The 22-year-old’s parents however contest the charges and dispute their son’s new version of the events.
20-year-old Abbas Rezai was found dead in an apartment in Högsby in southern Sweden in November 2005.
After a police examination it was concluded that Rezai was scalded with hot oil, hit with a variety of objects and repeatedly stabbed in the back and chest, with the majority of the wounds sustained after his death. He was also almost entirely scalped and one of his fingers had been partially chopped off.
“The victim thought that he had gone to Högsby to be accepted into the family. He was instead fooled into coming to be killed to put an end to his relationship with the daughter,” Ulf Venderot said, adding that the case was his first experience of a so-called “honour killing”.
The issue of “honour killing” gained greater prominence in Sweden following the murder of Fadime Sahindal at the hands of her father in 2002.
Sahindal moved to Sweden as a seven-year-old from Turkey. She leapt to national prominence in the autumn of 2001 when she held a speech in Sweden’s Riksdag telling of her exposed situation at the hands of oppressive male relatives.

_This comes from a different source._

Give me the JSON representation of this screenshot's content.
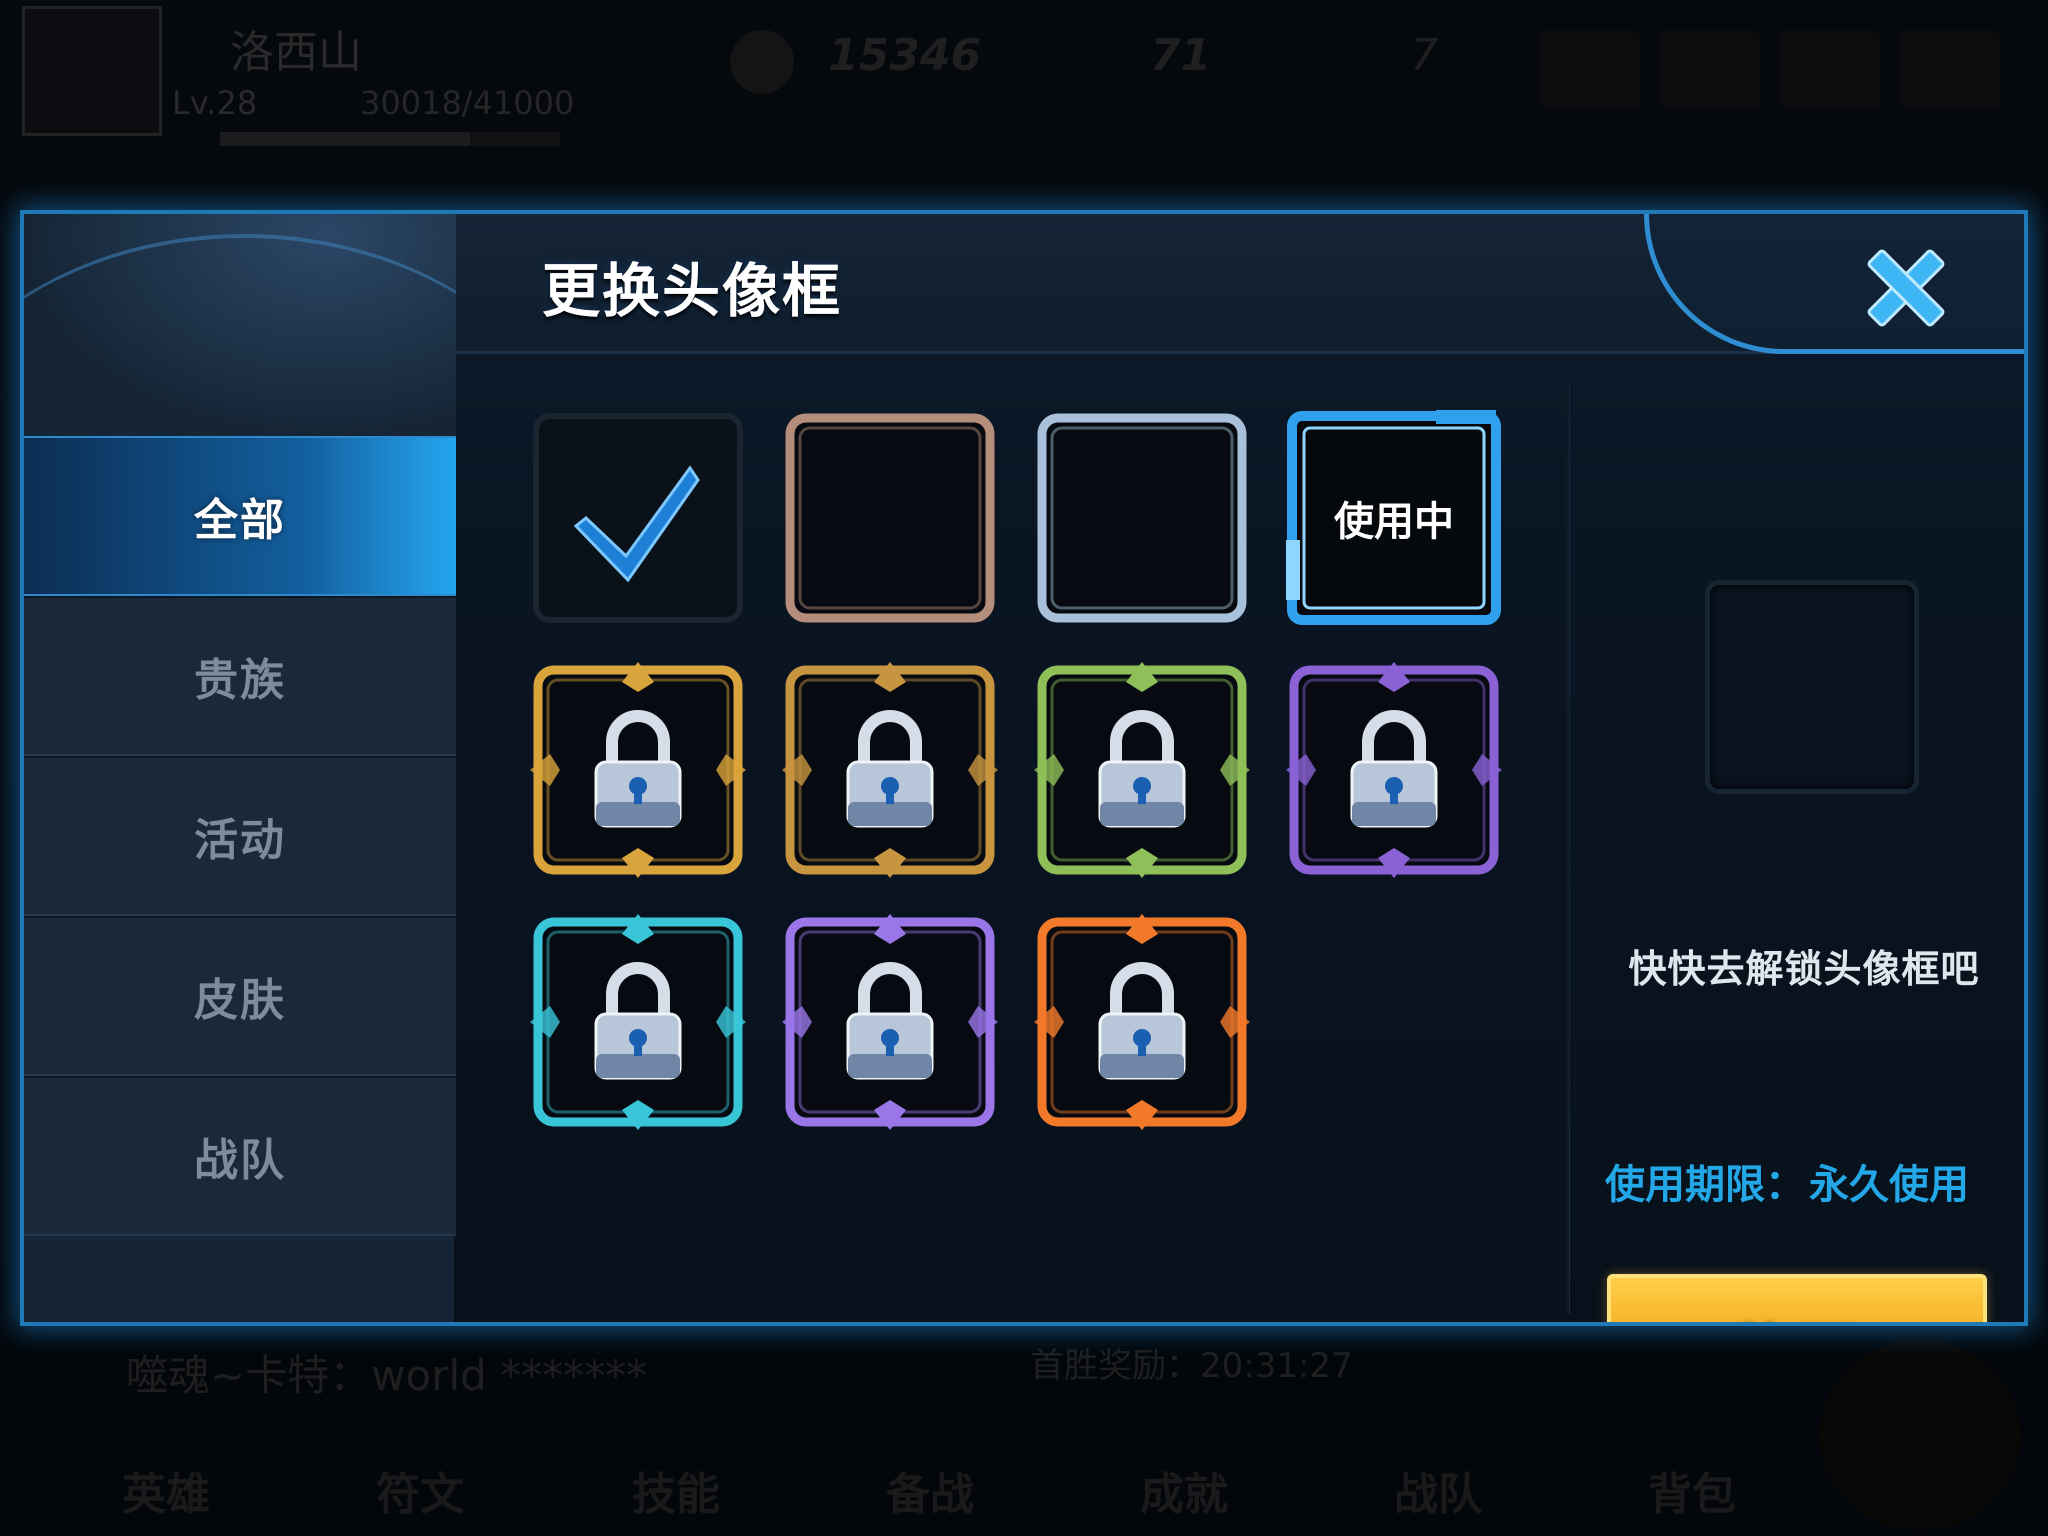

She was murdered by her father, Rahmi Sahindal, in January 2002. Sahindal confessed to the crime in police interviews explaining his motive that his daughter had shamed the family by publicising how some Kurdish women were being treated.
The Swedish police estimate that around 1-3 “honour” killings occur each year in Sweden, mostly directed against females.